Subject: Re: I don't understand Lisp
From: Erik Naggum <>
Date: 1998/09/24
Newsgroups: comp.lang.lisp
Message-ID: <>

* Russell Senior <>
| The applications I am finding for this tend to use the same delimiter
| throughout the parent sequence.  ...  Since in my primary application 50
| or 100 or more subsequences might be returned, using that type of calling
| interface was going to be impractical for me.

  this is quite interesting.  I used it to hack apart ISO 8601 date and
  time specifications (later writing a much more general parser for that
  purpose), the "standard" Unix colon-separated lines, etc, where there
  were obvious binding requirements for the return values, and fairly short
  and simple argument lists.  different needs produce different interfaces,
  meaning it's going to be exceedingly hard to get the interface right.
  this, too, could explain why what appears to be simple operations become
  less simple in Lisp because the _general_ case is bigger in Lisp than in
  other languages/tools.

| On the return, I am less well-educated about the relative merits of
| multiple-value returns compared to list of values, so I chose the one I
| was more familiar with.

  I tend to use multiple values when I expect a list to be hacked apart as
  soon as it is returned, and even more so when one value is more important
  than the others, and thus more likely to be used by itself.

| Hmm.  I think your delete idea is an interesting solution that I hadn't
| considered, but this specific suggestion would violate the sequence
| abstraction in that the function would then only work on strings.

  good point, but then we should be specializing on lists, too, since they
  have fairly different performance profiles from vectors/strings...

| Perhaps (= (length subsequence) 0) would be a more general and workable
| predicate.

  that would be the same as (eq start end) before extracting the subseq,
  and EQ is OK since we deal with fixnums.  the COLLECT clause could then be

    unless (and compact (eq start end))
    do (push (subseq string start end) substrings)

  this would be an inexpensive test.

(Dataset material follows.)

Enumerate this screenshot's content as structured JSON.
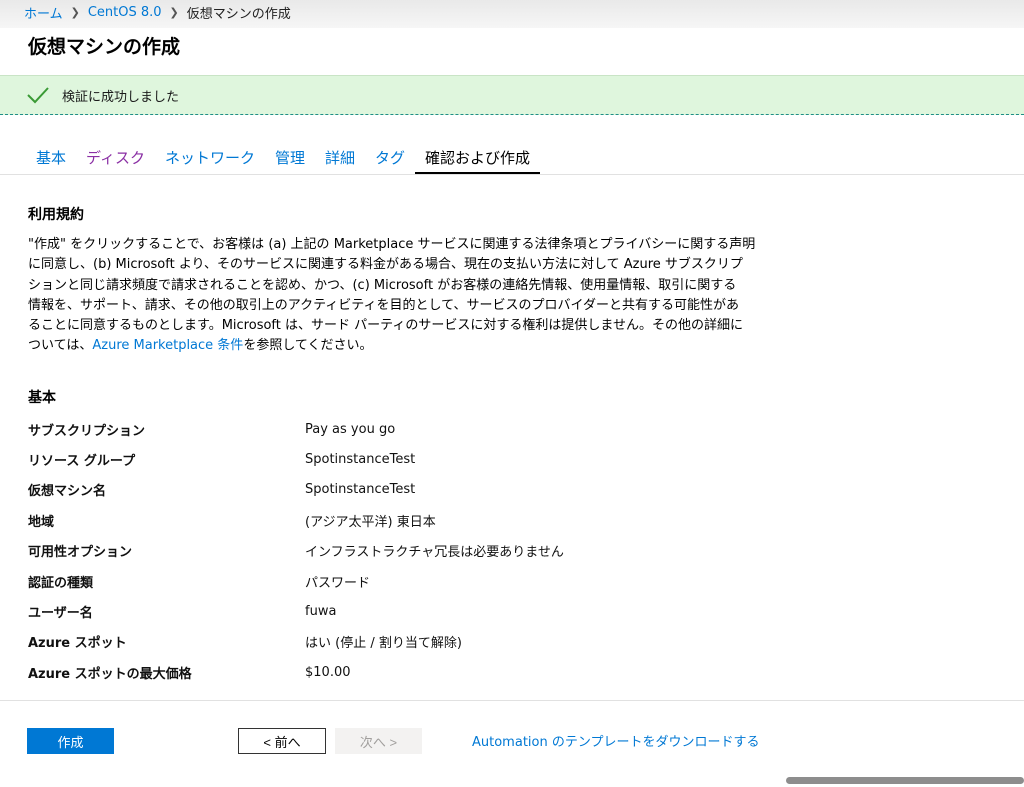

| Anyway, I want to thank you for posting your function.

  you're welcome.  I hadn't expected this reception, to be honest.  perhaps
  there is hope for sharing Lisp code, after all.  :)